Collectively, infections are the single most common complication of organ and tissue transplantation. Virtually any bacterial, fungal, viral, and parasitic pathogen can cause clinical disease in a transplant recipient. Several factors inherent to the transplant recipient or related to the donor, the environment, and the circumstances surrounding the transplant procedure (such as surgical techniques and immunosuppressive drugs) remarkably increase the risk of infectious complications. Generally, the overall infection risk is determined by (1) epidemiologic exposures and (2) the net state of immunosuppression.
RISK FACTORS OF INFECTION AFTER TRANSPLANTATION
The major sources of pathogens are (1) the transplant recipient who may harbor latent, active, or subclinical infection prior to transplantation; (2) the donor who may harbor latent, active, or subclinical infection that could be transmitted through the allograft; and (3) the environment surrounding the immunocompromised transplant patient. Table 87.1 lists some risk factors for acquiring infection after solid organ transplantation.
THE TRANSPLANT RECIPIENT
The epidemiologic exposures of potential transplant recipients should be assessed to determine the risk of infection and guide preventive measures.
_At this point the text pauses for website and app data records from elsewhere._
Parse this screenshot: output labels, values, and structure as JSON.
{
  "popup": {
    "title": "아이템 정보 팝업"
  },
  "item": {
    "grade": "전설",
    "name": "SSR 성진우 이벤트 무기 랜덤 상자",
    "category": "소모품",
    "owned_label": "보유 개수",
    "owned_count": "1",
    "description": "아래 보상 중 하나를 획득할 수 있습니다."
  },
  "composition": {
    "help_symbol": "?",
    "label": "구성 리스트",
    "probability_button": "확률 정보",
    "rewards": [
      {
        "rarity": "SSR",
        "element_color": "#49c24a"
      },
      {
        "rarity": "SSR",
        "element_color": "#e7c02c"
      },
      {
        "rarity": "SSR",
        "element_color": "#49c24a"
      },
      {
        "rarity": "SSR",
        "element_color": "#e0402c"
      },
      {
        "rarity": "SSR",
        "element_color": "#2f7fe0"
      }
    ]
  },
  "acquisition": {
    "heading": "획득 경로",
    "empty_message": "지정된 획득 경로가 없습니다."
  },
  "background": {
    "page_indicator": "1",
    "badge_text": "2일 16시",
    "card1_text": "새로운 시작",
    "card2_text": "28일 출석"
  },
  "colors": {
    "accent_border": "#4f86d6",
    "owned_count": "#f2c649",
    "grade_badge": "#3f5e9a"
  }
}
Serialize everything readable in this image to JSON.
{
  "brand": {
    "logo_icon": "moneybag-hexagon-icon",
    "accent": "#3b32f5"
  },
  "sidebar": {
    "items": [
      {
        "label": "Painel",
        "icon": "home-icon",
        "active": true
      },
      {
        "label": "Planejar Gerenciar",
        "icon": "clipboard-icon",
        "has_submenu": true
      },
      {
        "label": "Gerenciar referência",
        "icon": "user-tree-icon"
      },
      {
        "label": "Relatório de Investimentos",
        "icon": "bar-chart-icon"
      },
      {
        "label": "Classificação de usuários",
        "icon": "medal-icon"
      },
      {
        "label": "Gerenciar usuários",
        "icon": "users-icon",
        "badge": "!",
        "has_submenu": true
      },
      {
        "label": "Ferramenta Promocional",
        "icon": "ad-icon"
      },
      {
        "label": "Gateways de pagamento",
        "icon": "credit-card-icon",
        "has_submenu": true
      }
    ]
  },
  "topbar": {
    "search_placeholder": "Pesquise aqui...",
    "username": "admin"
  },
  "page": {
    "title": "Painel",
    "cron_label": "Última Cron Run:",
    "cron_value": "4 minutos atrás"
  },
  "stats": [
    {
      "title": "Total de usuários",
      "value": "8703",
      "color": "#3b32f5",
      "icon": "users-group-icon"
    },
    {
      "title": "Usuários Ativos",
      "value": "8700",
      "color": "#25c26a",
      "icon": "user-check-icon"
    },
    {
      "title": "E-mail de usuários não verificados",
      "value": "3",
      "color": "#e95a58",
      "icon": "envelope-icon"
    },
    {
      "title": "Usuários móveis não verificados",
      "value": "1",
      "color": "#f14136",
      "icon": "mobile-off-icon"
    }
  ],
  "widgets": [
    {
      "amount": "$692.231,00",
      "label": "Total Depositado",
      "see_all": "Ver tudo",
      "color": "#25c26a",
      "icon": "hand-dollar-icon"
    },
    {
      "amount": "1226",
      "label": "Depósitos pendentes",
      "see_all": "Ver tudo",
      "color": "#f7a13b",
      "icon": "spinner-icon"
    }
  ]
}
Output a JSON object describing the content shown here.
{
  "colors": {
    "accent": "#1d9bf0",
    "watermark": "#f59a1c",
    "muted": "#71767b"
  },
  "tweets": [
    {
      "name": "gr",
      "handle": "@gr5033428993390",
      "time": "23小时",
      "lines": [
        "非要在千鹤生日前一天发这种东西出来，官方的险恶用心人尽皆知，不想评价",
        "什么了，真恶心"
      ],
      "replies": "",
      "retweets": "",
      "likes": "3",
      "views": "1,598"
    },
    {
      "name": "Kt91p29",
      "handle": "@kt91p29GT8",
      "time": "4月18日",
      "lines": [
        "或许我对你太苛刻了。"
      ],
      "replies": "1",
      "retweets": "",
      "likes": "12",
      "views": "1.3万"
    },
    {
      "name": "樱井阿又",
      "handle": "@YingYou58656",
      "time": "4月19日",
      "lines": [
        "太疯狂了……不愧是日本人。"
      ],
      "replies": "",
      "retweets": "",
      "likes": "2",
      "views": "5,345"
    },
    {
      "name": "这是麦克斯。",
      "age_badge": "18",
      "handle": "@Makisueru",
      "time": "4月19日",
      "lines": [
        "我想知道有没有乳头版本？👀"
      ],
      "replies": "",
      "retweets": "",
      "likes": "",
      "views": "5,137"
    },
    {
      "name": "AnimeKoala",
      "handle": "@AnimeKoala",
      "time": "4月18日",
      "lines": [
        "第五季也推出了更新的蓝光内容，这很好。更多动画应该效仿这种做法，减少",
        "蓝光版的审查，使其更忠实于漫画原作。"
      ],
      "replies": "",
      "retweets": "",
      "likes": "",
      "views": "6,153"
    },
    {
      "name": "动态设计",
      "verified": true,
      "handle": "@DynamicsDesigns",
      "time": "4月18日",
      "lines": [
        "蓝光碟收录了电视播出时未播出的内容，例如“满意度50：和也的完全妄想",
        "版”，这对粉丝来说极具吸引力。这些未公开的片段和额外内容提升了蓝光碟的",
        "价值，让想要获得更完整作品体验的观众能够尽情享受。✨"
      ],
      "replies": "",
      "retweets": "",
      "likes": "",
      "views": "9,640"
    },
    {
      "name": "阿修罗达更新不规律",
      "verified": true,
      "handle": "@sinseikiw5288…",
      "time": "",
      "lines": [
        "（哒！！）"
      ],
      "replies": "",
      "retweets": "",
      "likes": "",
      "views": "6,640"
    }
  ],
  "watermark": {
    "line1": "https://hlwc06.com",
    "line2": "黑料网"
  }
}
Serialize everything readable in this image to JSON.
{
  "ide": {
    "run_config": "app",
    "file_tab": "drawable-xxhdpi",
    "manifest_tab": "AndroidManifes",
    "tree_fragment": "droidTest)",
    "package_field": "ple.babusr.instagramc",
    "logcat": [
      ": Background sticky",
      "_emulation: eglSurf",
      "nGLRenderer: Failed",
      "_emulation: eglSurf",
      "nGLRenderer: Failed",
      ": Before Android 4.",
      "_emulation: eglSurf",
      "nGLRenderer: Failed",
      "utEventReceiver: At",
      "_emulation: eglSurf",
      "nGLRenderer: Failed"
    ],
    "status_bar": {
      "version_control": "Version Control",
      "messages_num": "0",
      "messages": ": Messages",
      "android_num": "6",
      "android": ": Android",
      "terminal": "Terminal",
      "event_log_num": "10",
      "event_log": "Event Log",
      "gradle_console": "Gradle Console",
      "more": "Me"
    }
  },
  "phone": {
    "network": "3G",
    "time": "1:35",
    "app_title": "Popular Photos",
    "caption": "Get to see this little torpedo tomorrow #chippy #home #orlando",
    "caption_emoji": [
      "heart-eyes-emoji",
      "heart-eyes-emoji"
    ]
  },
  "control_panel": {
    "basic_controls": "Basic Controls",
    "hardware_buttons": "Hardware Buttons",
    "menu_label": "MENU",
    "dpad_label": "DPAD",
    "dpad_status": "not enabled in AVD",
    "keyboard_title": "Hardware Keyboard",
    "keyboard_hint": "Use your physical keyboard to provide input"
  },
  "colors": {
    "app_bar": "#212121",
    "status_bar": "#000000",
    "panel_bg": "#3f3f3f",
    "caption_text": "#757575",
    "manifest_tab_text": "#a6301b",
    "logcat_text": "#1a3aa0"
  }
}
Table 87.2 lists the recommended screening tests in the evaluation of potential recipients (and their donors) prior to transplantation; these include screening for herpes simplex virus (HSV) 1 and 2, varicellazoster virus (VZV), Epstein-Barr virus (EBV), cytomegalovirus (CMV), human T-cell lymphotrophic virus (HTLV) I/II, hepatitis viruses, Mycobacterium tuberculosis, Toxoplasma gondii, and Treponema pallidum.